So, good for agencies. Good for authors? That depends on the terms. Ed Victor will give authors 50% of net, but doesn’t say what net will consist of–and authors will be paid after only after production costs have been recouped from the initial receipts. Andrew Wylie has an exclusive deal with Amazon, limiting his books’ availability to the Kindle. Still, despite such uncertainties and/or limitations, publishing through their agents may be very appealing to authors who want to bring their out of print work back into circulation but don’t want to DIY (and despite the current frenzy over electronic self-publishing, there are plenty of them).
What about authors who do want to DIY, though? Having a publishing division might certainly be an incentive for an agency to discourage such efforts–and if the agency’s author-agent agreement includes interminable agency language, the agency might even be tempted to argue that its claim extended to publishing. What about authors who’d rather their agents tried to re-sell their out-of-print work to a trade publisher? If the agency has its own publishing division, how motivated will it be to do this for books it could easily and perhaps profitably publish itself? How much pressure might it bring to bear to encourage clients to allow it to exploit their rights directly? What about the allocation of resources–how much of an impact might running a publishing division have on an agency’s focus on selling new titles, even if the agency outsources much of the work?
And what about new clients with yet-to-be-published manuscripts, or existing clients whose manuscripts don’t sell immediately? So far, most agency publishing ventures concentrate on backlist–but that may not continue to be the case. For an agency with a publishing arm that publishes new work, to what degree might the prospect of publishing a client itself compromise its motivation to aggressively market the client’s manuscript to other publishers–or, for a prospective client, to offer a publishing deal rather than representation?
Even for unimpeachably reputable agencies, adding a publishing division poses a multitude of conflict-of-interest issues (as Piers Blofeld acknowledges in the quote above). For practical as well as ethical reasons, agencies that are considering an expansion into publishing MUST consider these issues, and come up with policies to address them. One possibility, for agency-owned publishers that will be issuing new work as well as backlist: raising an impenetrable wall between the different branches of the business–i.e., new work by agency clients would never be contracted by the publisher, and new authors signed by the publisher would never be offered representation by the agency.
A big part of the dizzying pace of change in publishing is the rapidity with which the lines are blurring–between publishers and self-publishing, between booksellers and publishers, between agents, editors, and publicists, and between agencies and publishers. More and more, there are no hard and fast rules, and nearly everything needs to be evaluated in context. To top it off, the scams are still out there. It’s more vital than ever to be an educated writer–to continuously inform yourself about the publishing world, and to keep abreast, as much as possible, with what’s going on within it.

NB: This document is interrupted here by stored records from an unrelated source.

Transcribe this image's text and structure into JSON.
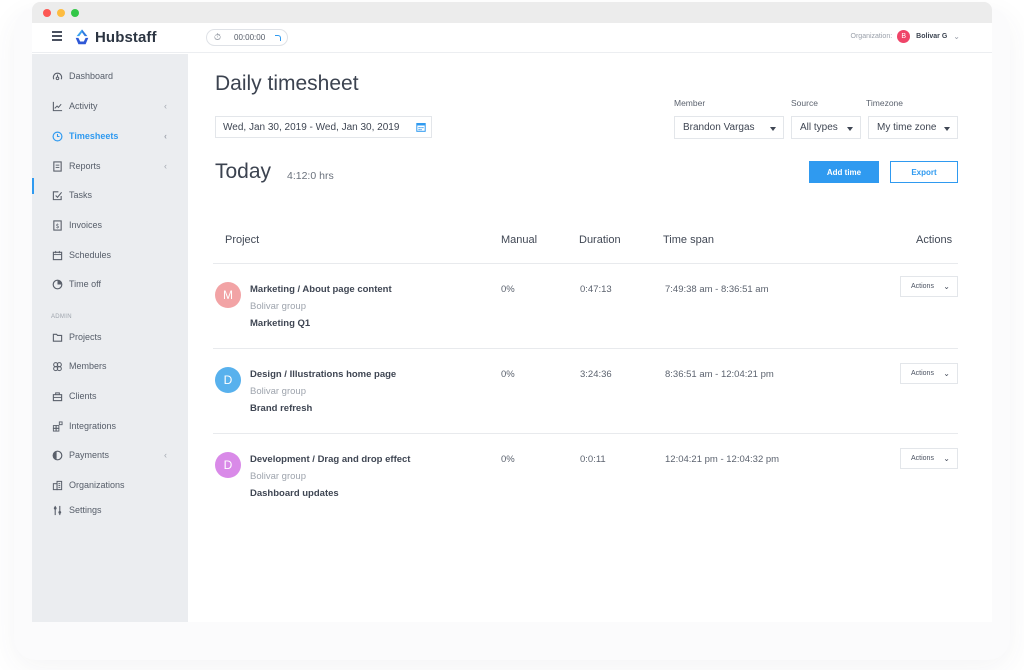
{
  "window": {
    "traffic_lights": [
      "close",
      "minimize",
      "maximize"
    ]
  },
  "topbar": {
    "menu_icon": "hamburger-icon",
    "logo_icon": "hubstaff-logo-icon",
    "app_name": "Hubstaff",
    "timer": {
      "icon": "stopwatch-icon",
      "value": "00:00:00",
      "status_icon": "loading-spinner-icon"
    },
    "organization": {
      "label": "Organization:",
      "avatar_initial": "B",
      "avatar_color": "#ef4468",
      "name": "Bolivar G",
      "chevron": "⌄"
    }
  },
  "sidebar": {
    "items": [
      {
        "label": "Dashboard",
        "icon": "dashboard-gauge-icon",
        "has_submenu": false,
        "active": false
      },
      {
        "label": "Activity",
        "icon": "activity-chart-icon",
        "has_submenu": true,
        "active": false
      },
      {
        "label": "Timesheets",
        "icon": "clock-icon",
        "has_submenu": true,
        "active": true
      },
      {
        "label": "Reports",
        "icon": "report-document-icon",
        "has_submenu": true,
        "active": false
      },
      {
        "label": "Tasks",
        "icon": "task-checkbox-icon",
        "has_submenu": false,
        "active": false
      },
      {
        "label": "Invoices",
        "icon": "invoice-dollar-icon",
        "has_submenu": false,
        "active": false
      },
      {
        "label": "Schedules",
        "icon": "calendar-icon",
        "has_submenu": false,
        "active": false
      },
      {
        "label": "Time off",
        "icon": "pie-clock-icon",
        "has_submenu": false,
        "active": false
      }
    ],
    "admin_label": "ADMIN",
    "admin_items": [
      {
        "label": "Projects",
        "icon": "folder-icon",
        "has_submenu": false
      },
      {
        "label": "Members",
        "icon": "members-group-icon",
        "has_submenu": false
      },
      {
        "label": "Clients",
        "icon": "briefcase-icon",
        "has_submenu": false
      },
      {
        "label": "Integrations",
        "icon": "integrations-blocks-icon",
        "has_submenu": false
      },
      {
        "label": "Payments",
        "icon": "payments-coin-icon",
        "has_submenu": true
      },
      {
        "label": "Organizations",
        "icon": "organization-building-icon",
        "has_submenu": false
      },
      {
        "label": "Settings",
        "icon": "settings-sliders-icon",
        "has_submenu": false
      }
    ],
    "submenu_chevron": "‹"
  },
  "main": {
    "title": "Daily timesheet",
    "date_range": {
      "value": "Wed, Jan 30, 2019 - Wed, Jan 30, 2019",
      "icon": "calendar-icon"
    },
    "filters": {
      "member": {
        "label": "Member",
        "value": "Brandon Vargas"
      },
      "source": {
        "label": "Source",
        "value": "All types"
      },
      "timezone": {
        "label": "Timezone",
        "value": "My time zone"
      }
    },
    "today_label": "Today",
    "total_hours": "4:12:0 hrs",
    "add_time_label": "Add time",
    "export_label": "Export",
    "table": {
      "headers": {
        "project": "Project",
        "manual": "Manual",
        "duration": "Duration",
        "time_span": "Time span",
        "actions": "Actions"
      },
      "rows": [
        {
          "avatar_initial": "M",
          "avatar_color": "#f2a3a5",
          "project": "Marketing / About page content",
          "group": "Bolivar group",
          "task": "Marketing Q1",
          "manual": "0%",
          "duration": "0:47:13",
          "time_span": "7:49:38 am - 8:36:51 am",
          "action_label": "Actions"
        },
        {
          "avatar_initial": "D",
          "avatar_color": "#58b1ed",
          "project": "Design / Illustrations home page",
          "group": "Bolivar group",
          "task": "Brand refresh",
          "manual": "0%",
          "duration": "3:24:36",
          "time_span": "8:36:51 am - 12:04:21 pm",
          "action_label": "Actions"
        },
        {
          "avatar_initial": "D",
          "avatar_color": "#d98ae8",
          "project": "Development / Drag and drop effect",
          "group": "Bolivar group",
          "task": "Dashboard updates",
          "manual": "0%",
          "duration": "0:0:11",
          "time_span": "12:04:21 pm - 12:04:32 pm",
          "action_label": "Actions"
        }
      ]
    }
  },
  "colors": {
    "accent": "#2f9af0",
    "sidebar_bg": "#ebedf0",
    "text_primary": "#3c4350",
    "text_muted": "#9ea4ad"
  }
}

In a universe of change, knowledge is your greatest ally–and your best defense.